[Collected data]
========================================================================

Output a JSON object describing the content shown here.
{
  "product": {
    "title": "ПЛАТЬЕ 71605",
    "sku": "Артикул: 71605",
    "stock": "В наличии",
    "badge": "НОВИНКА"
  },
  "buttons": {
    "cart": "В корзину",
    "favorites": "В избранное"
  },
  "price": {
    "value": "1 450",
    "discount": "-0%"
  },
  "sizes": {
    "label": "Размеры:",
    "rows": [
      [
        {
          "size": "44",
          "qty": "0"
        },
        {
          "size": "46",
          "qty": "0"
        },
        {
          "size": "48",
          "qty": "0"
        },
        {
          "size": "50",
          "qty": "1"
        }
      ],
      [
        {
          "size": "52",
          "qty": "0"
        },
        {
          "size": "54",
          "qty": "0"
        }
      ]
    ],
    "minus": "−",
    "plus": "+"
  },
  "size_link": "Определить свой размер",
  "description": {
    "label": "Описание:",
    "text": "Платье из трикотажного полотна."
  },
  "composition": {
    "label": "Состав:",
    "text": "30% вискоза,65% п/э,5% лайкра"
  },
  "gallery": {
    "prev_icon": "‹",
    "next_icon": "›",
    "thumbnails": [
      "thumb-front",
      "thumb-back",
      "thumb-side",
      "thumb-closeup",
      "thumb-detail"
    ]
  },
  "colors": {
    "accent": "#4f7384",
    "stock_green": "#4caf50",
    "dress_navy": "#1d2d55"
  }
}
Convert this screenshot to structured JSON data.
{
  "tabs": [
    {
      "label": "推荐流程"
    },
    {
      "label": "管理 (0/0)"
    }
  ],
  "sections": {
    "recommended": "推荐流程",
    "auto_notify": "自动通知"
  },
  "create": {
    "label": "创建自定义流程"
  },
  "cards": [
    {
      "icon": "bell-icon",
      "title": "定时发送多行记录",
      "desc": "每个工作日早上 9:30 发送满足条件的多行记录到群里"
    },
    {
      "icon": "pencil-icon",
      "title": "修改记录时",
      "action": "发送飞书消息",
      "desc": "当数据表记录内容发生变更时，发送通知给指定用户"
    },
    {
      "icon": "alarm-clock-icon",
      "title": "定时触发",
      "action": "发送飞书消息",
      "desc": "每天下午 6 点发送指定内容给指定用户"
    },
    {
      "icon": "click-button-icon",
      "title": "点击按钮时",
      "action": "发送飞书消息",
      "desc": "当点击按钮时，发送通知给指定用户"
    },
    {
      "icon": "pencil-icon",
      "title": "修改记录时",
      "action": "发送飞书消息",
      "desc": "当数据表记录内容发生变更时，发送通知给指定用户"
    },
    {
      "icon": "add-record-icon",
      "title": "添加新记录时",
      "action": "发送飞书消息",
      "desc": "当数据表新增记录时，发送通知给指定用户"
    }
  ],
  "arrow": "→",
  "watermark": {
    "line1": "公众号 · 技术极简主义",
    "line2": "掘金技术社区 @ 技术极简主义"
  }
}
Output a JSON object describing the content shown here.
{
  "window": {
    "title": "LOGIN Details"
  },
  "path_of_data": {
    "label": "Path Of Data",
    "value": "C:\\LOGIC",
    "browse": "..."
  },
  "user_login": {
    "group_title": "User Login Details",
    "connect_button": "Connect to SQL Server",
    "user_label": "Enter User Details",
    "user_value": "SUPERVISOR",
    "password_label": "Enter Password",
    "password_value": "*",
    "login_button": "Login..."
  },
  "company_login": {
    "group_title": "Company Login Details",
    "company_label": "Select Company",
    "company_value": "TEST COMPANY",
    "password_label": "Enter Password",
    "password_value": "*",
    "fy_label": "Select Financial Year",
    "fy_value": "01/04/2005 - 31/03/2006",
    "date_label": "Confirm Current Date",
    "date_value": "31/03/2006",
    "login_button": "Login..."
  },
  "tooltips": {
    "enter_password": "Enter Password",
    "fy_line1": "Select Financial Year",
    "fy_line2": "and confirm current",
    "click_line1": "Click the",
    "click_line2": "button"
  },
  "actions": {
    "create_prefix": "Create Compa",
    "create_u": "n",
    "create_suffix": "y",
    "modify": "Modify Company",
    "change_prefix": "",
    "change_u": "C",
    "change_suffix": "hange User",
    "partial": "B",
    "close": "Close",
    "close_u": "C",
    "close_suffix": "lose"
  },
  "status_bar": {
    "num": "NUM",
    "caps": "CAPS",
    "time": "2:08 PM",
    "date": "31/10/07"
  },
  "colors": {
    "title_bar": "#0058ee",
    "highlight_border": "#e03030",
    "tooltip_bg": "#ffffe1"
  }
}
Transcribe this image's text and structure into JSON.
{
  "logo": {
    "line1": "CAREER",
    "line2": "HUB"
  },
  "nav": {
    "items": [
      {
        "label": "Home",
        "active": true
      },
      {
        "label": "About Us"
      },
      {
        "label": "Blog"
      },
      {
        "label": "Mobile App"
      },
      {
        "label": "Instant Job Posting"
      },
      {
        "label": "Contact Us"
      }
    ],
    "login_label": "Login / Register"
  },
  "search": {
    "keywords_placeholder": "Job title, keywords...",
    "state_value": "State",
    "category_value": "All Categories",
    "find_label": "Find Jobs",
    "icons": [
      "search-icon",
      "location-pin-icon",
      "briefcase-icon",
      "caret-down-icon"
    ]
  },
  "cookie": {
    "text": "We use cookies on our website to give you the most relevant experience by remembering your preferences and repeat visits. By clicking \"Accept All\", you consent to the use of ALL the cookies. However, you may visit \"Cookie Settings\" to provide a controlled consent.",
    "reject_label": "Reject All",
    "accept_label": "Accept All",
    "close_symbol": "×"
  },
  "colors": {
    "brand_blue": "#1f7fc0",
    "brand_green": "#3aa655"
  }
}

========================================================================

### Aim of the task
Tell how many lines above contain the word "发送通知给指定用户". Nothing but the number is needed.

### Solution to this problem
4